From the Master play of Posta Coda Longa, cut over your horses head and strike diagonally upwards, beating your opponents weapon up and to your right. Be sure to finish the beat in a properly formed Posta Fenestra. The forward momentum of the horses will put you in range to cut back down along the same line, striking your opponent in the head as shown.
This is another play, the third one. He beats aside his enemies sword which he takes with his left hand, and strikes to the head. In the same way, you could strike with a thrust.
The thing that stands out most about this play is its similarity to the 2nd scholar of the 2nd master of sword in two hands. The set up is different, but the concept of controlling your opponents blade with this grab is identical, and is the heart of the play.
From the cover of the 8th master of horse, strike up over your horses head and across, beating your opponents sword aside. Follow the natural turn of your body. Reach out with your left hand, and grab your opponents blade with your thumb down. For your own safety, the horses will need to be reasonably still, relative to each other. The faster the horses move past each other, the harder it is to grab the blade in the first place, and the more likely it is to slide in your hand and cut you.

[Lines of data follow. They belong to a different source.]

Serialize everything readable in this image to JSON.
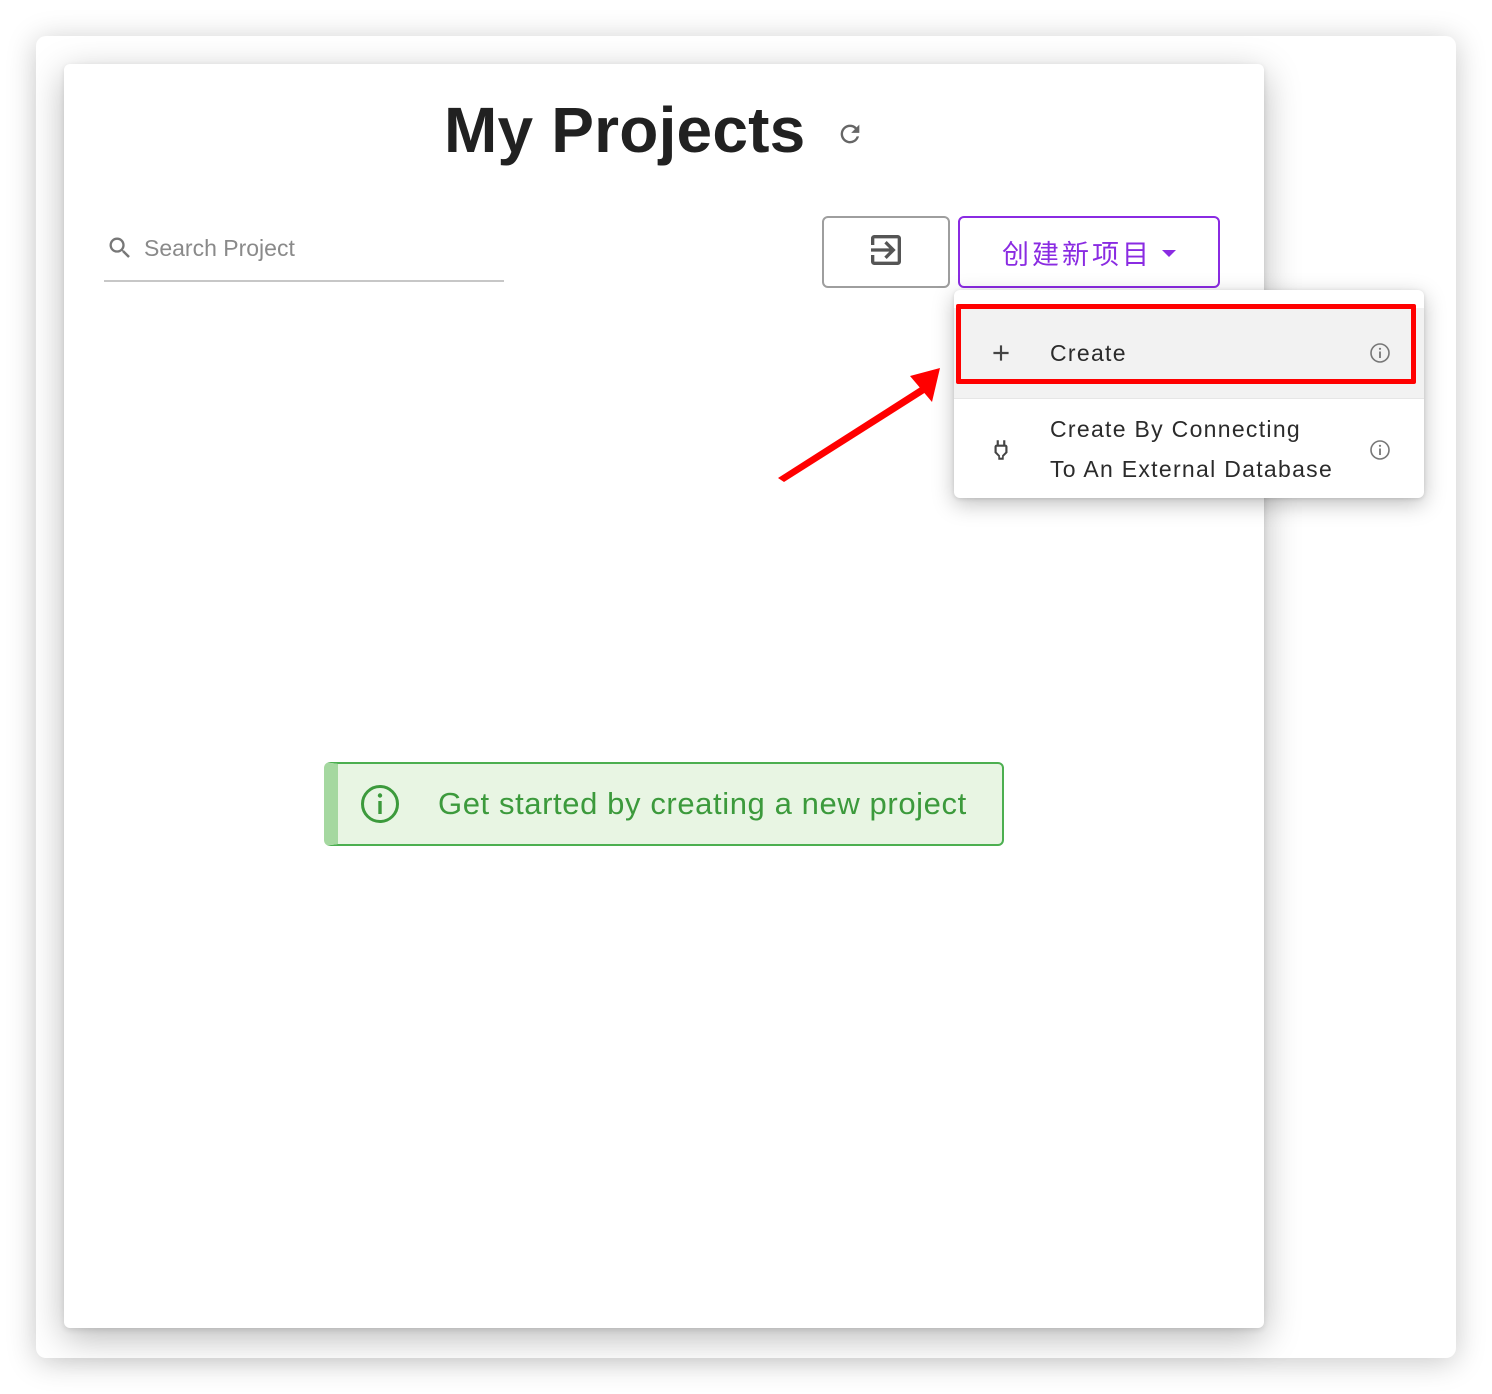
{
  "page": {
    "title": "My Projects"
  },
  "search": {
    "placeholder": "Search Project",
    "value": ""
  },
  "toolbar": {
    "import_icon": "import-icon",
    "create_menu_label": "创建新项目"
  },
  "dropdown": {
    "items": [
      {
        "icon": "plus-icon",
        "label": "Create",
        "info_icon": "info-icon",
        "highlighted": true
      },
      {
        "icon": "plug-icon",
        "label_line1": "Create By Connecting",
        "label_line2": "To An External Database",
        "info_icon": "info-icon"
      }
    ]
  },
  "banner": {
    "text": "Get started by creating a new project",
    "icon": "info-circle-icon"
  },
  "colors": {
    "accent": "#8a2be2",
    "success_text": "#3c9a3c",
    "success_border": "#4caf50",
    "success_bg": "#e8f5e3",
    "annotation_red": "#ff0000",
    "title_text": "#212121"
  }
}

Turn your opponents sword across to your left. You are really aiming to just pivot the blade around your opponents wrist rather than pull it out of the way. Your sword will already be chambered in Posta Fenestra as an end point to the beat. Moving your opponents sword like this leaves you a clear line to cut or thrust to their head, as the picture shows.

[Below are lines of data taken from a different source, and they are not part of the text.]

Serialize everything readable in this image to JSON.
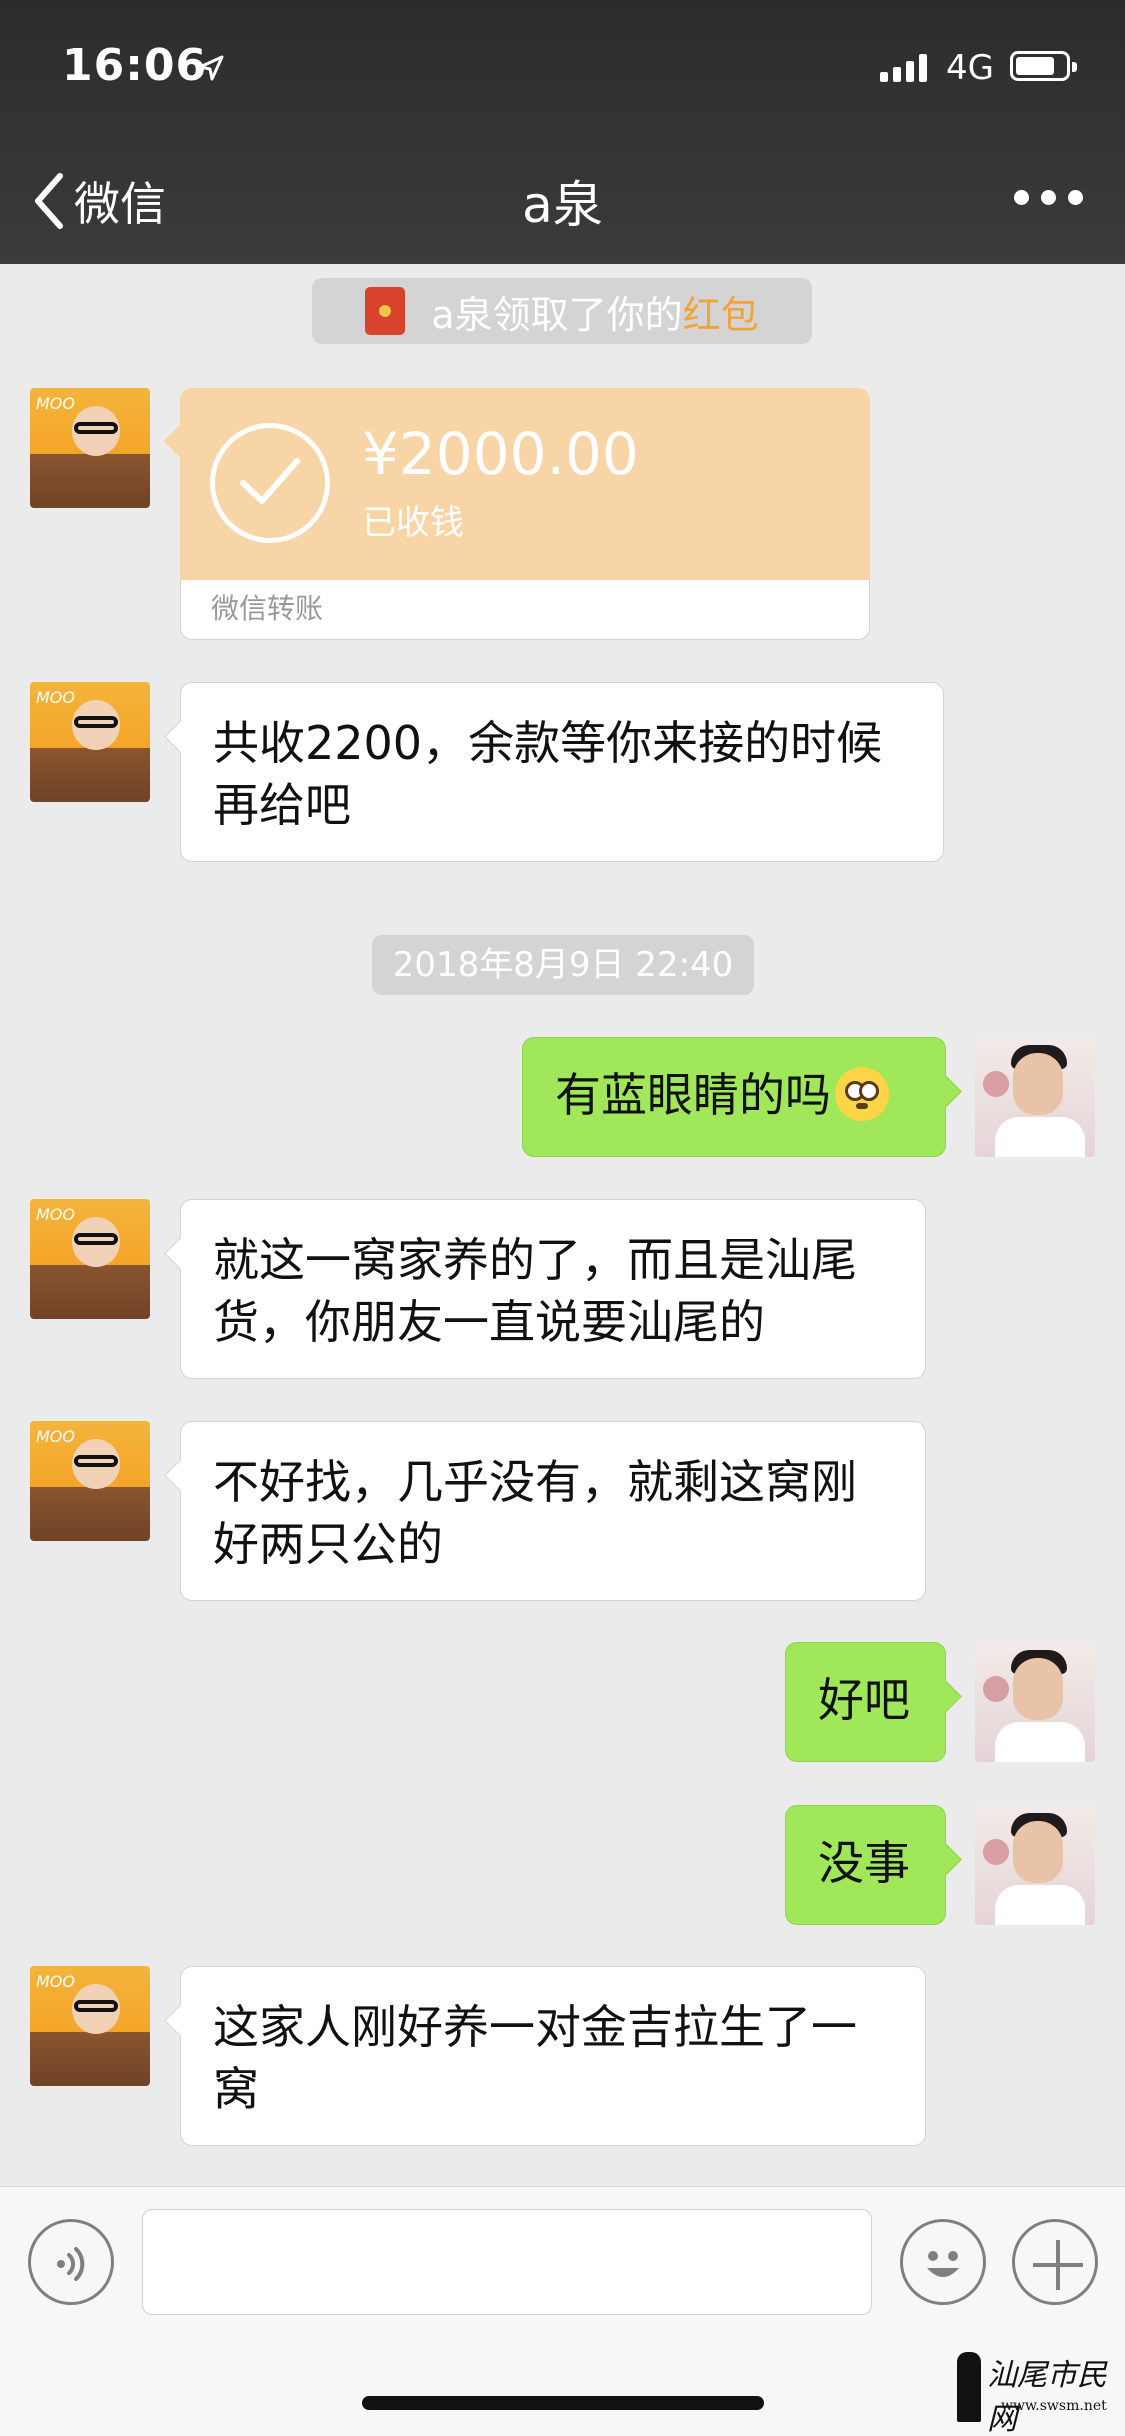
{
  "status_bar": {
    "time": "16:06",
    "network": "4G",
    "icons": [
      "location-arrow-icon",
      "signal-bars-icon",
      "battery-icon"
    ]
  },
  "nav": {
    "back_label": "微信",
    "title": "a泉",
    "icons": [
      "chevron-left-icon",
      "more-dots-icon"
    ]
  },
  "messages": [
    {
      "type": "system",
      "text_before": "a泉领取了你的",
      "text_accent": "红包",
      "accent_color": "#f2a33a"
    },
    {
      "type": "transfer",
      "side": "left",
      "amount": "¥2000.00",
      "status": "已收钱",
      "footer": "微信转账",
      "color": "#f8d5a7"
    },
    {
      "type": "text",
      "side": "left",
      "lines": [
        "共收2200，余款等你来接的时候",
        "再给吧"
      ]
    },
    {
      "type": "time",
      "text": "2018年8月9日 22:40"
    },
    {
      "type": "text",
      "side": "right",
      "text": "有蓝眼睛的吗",
      "emoji": "flushed-face-icon"
    },
    {
      "type": "text",
      "side": "left",
      "lines": [
        "就这一窝家养的了，而且是汕尾",
        "货，你朋友一直说要汕尾的"
      ]
    },
    {
      "type": "text",
      "side": "left",
      "lines": [
        "不好找，几乎没有，就剩这窝刚",
        "好两只公的"
      ]
    },
    {
      "type": "text",
      "side": "right",
      "text": "好吧"
    },
    {
      "type": "text",
      "side": "right",
      "text": "没事"
    },
    {
      "type": "text",
      "side": "left",
      "lines": [
        "这家人刚好养一对金吉拉生了一",
        "窝"
      ]
    }
  ],
  "input_bar": {
    "icons": [
      "voice-icon",
      "emoji-icon",
      "plus-icon"
    ]
  },
  "watermark": {
    "text": "汕尾市民网",
    "url": "www.swsm.net"
  },
  "colors": {
    "nav_bg": "#2f2f31",
    "chat_bg": "#ebebeb",
    "sent_bubble": "#a0e75a",
    "received_bubble": "#ffffff"
  }
}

I carry my lance in Posta Dente di Zenghiaro (Boars Tusk Guard) because I am well armoured, and have a shorter lance than the player, so I can beat his lance offline diagonally upwards. And if I strike with my lance an arms length along the shaft, my lance will find his body and his lance will pass offline away from me. In this way I will do it.

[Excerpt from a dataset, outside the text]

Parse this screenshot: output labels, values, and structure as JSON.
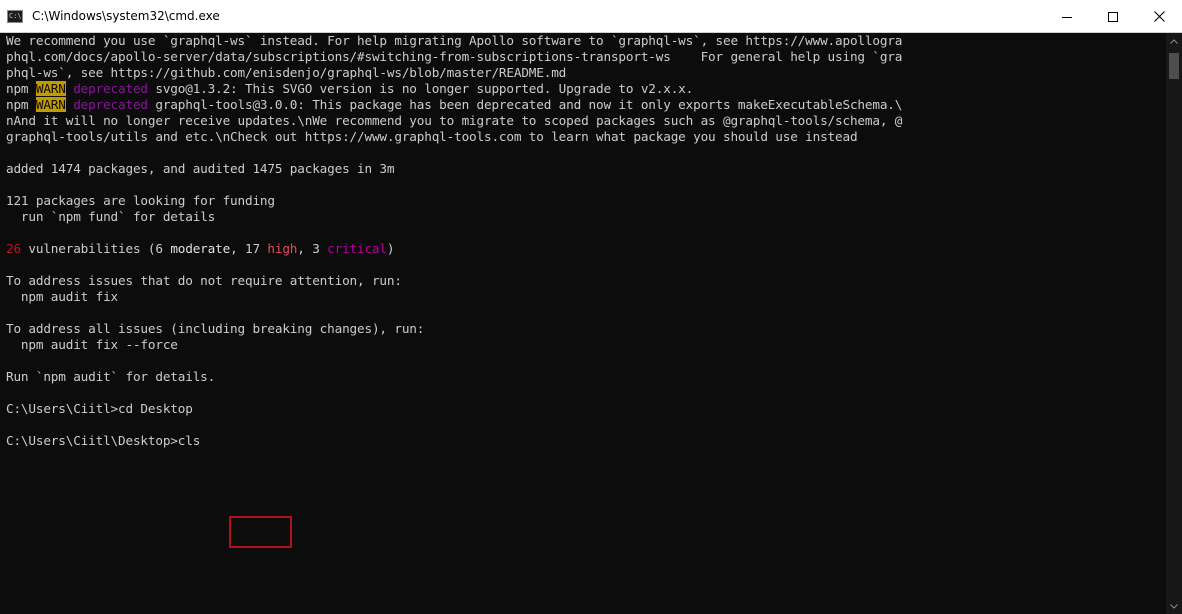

Carrying the lance low like this allows you swing it it diagonally up, knocking the players lance offline and leaving yours on target. There is a degree of timing required to get this to work well. Aim to contact the players lance in the middle of the shaft for best effect.
This is another way to carry a lance against a lance. This master has a short lance and carries it in Posta di Donna la Sinistra (Lady’s Guard on the Left), as you can see, to beat aside and strike the player.
You carry a short lance as the 2nd Master. Your opponent will win a straight tilt due to their extra reach. You could carry your lance low, as the 1st Master did, however, your opponent may know the counter to such a move.
To resolve this problem, carry the lance in Posta de Donna Sinestra. After your opponent has committed thier line of attack, but before they make contact, beat diagonally downward with your spear, knocking their point offline. It does not have to be overly powerful, just enough to ensure that the point misses. At the end of this, the point of your lance should be aiming at your opponent. The momentum of the horses will drive it home.
Although it appears slightly different when done with lances from horseback, you should recognise this as an exchange of thrusts. Other examples of exchanging the thrust can be seen in
Sword in two hands – 8th scholar of the 2nd Master
This is the counter to the previous play. If someone takes you by the stirrup or the foot, quickly throw your arm around his neck, and in this way you can unhorse him. If you do this he goes to the ground without fail.
The 2nd scholar of grappling from horseback is attempting to throw you off your horse by grabbing your foot or strirrup and lifting it up. Although this is an effective method of throwing someone from their horse, it leaves the person making the throw exposed at their mechanically weakest moment. This is the moment you are taking advantage of when making the counter.
The lower your opponent can grab you, the more leverage they get for their throw, but the more exposed they are to a counter. As they go to grab, they will be leaning right forward and possibly a little out to the side. You are aiming to extend this movement beyond their tipping point.
Reach across with your right hand and grab on to the back of your opponents neck as shown. Try to catch their momentum as they are reaching out. Keep pushing their head down. It will help if you can move your own horse off to the side slightly. If you push straight down past the shoulder of their horse, they will be able to hold onto the saddle. If you pull them out to the side, they will have no support.
As with all throws, you will need to be quick and smooth, so as to keep your opponent off balance. Once past the tipping point, they will topple onto their head between the horses, to be trampled underfoot.
The one with the sword waits for the one with the lance in Posta Dente di Zenghiaro (Boars Tusk Guard). As the lancer approaches, the master with the sword beats the lance to the right and maintaining a cover strikes with a turn of the sword.
This play is a good example of how armizare applies the same principles in a number of different contexts. Here, the master takes the concept of posta dente di zenghiaro, applies it to a sword in one hand and does it from horseback.
The fundamental aspects of the posta remain unchanged. Strike up and to the right on an angle across the top of the horses head. Use the false edge of the blade to knock the opposing lance point off line. The mechanics of the beat are essentially the same as the 1st master of horse. Having beaten the lance aside, you can continue with a number of strikes as shown by the scholars of the 8th master of horse.